• Your objective:
The required result is a copy of each line below in which "Importo" appears.

• Data for the task:

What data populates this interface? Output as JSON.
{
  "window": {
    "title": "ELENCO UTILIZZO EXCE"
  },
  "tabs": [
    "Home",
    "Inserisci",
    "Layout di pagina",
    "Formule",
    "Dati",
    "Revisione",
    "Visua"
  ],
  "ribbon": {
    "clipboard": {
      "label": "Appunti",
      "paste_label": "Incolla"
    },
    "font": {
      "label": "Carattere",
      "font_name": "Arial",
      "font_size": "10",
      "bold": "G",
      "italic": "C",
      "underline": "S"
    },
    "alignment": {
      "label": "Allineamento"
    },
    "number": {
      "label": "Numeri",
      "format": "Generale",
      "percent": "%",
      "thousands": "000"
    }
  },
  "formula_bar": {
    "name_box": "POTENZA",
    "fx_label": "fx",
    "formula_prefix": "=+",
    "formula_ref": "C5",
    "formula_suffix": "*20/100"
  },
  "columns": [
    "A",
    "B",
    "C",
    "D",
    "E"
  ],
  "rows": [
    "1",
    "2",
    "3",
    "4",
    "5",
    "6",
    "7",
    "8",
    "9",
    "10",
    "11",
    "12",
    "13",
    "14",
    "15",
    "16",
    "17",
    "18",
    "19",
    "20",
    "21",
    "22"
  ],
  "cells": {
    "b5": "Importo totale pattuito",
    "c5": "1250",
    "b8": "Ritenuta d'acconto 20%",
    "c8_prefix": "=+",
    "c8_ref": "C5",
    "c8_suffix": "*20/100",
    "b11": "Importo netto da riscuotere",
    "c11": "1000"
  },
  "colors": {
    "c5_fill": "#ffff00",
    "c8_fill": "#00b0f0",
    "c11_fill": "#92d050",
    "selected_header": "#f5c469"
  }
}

• Expected answer:
    "b5": "Importo totale pattuito",
    "b11": "Importo netto da riscuotere",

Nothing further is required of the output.